[Problem] The full set of entries, reproduced exactly, is the expected answer.

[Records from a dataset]
<<<<

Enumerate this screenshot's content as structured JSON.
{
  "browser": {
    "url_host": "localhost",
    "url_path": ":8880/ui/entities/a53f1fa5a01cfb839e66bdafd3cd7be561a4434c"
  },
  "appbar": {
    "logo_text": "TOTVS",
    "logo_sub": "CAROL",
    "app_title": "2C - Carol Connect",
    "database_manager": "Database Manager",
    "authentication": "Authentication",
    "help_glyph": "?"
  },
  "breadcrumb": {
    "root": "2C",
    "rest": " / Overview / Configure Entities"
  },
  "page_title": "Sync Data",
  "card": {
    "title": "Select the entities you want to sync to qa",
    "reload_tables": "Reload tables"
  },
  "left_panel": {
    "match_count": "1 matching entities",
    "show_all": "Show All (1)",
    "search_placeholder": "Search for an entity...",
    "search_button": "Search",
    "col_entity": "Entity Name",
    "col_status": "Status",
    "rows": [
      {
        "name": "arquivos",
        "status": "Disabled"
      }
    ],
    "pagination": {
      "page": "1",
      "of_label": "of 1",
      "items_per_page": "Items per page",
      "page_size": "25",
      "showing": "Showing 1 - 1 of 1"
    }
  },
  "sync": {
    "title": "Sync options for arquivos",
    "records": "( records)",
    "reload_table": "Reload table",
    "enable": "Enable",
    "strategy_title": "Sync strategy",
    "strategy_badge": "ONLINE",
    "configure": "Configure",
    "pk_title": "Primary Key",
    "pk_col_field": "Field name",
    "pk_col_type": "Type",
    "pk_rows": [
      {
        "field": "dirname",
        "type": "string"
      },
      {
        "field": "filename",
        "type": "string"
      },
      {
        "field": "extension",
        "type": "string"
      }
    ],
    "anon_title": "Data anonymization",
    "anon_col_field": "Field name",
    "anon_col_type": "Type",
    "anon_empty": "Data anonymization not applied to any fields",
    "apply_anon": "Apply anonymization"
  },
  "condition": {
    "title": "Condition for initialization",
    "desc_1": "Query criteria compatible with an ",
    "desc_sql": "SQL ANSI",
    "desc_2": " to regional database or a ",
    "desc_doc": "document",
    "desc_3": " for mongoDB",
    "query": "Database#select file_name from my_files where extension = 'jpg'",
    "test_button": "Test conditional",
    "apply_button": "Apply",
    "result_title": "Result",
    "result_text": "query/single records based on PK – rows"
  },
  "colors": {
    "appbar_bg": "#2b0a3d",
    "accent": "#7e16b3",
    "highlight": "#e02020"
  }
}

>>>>

[Written solution]
Enumerate this screenshot's content as structured JSON.
{
  "browser": {
    "url_host": "localhost",
    "url_path": ":8880/ui/entities/a53f1fa5a01cfb839e66bdafd3cd7be561a4434c"
  },
  "appbar": {
    "logo_text": "TOTVS",
    "logo_sub": "CAROL",
    "app_title": "2C - Carol Connect",
    "database_manager": "Database Manager",
    "authentication": "Authentication",
    "help_glyph": "?"
  },
  "breadcrumb": {
    "root": "2C",
    "rest": " / Overview / Configure Entities"
  },
  "page_title": "Sync Data",
  "card": {
    "title": "Select the entities you want to sync to qa",
    "reload_tables": "Reload tables"
  },
  "left_panel": {
    "match_count": "1 matching entities",
    "show_all": "Show All (1)",
    "search_placeholder": "Search for an entity...",
    "search_button": "Search",
    "col_entity": "Entity Name",
    "col_status": "Status",
    "rows": [
      {
        "name": "arquivos",
        "status": "Disabled"
      }
    ],
    "pagination": {
      "page": "1",
      "of_label": "of 1",
      "items_per_page": "Items per page",
      "page_size": "25",
      "showing": "Showing 1 - 1 of 1"
    }
  },
  "sync": {
    "title": "Sync options for arquivos",
    "records": "( records)",
    "reload_table": "Reload table",
    "enable": "Enable",
    "strategy_title": "Sync strategy",
    "strategy_badge": "ONLINE",
    "configure": "Configure",
    "pk_title": "Primary Key",
    "pk_col_field": "Field name",
    "pk_col_type": "Type",
    "pk_rows": [
      {
        "field": "dirname",
        "type": "string"
      },
      {
        "field": "filename",
        "type": "string"
      },
      {
        "field": "extension",
        "type": "string"
      }
    ],
    "anon_title": "Data anonymization",
    "anon_col_field": "Field name",
    "anon_col_type": "Type",
    "anon_empty": "Data anonymization not applied to any fields",
    "apply_anon": "Apply anonymization"
  },
  "condition": {
    "title": "Condition for initialization",
    "desc_1": "Query criteria compatible with an ",
    "desc_sql": "SQL ANSI",
    "desc_2": " to regional database or a ",
    "desc_doc": "document",
    "desc_3": " for mongoDB",
    "query": "Database#select file_name from my_files where extension = 'jpg'",
    "test_button": "Test conditional",
    "apply_button": "Apply",
    "result_title": "Result",
    "result_text": "query/single records based on PK – rows"
  },
  "colors": {
    "appbar_bg": "#2b0a3d",
    "accent": "#7e16b3",
    "highlight": "#e02020"
  }
}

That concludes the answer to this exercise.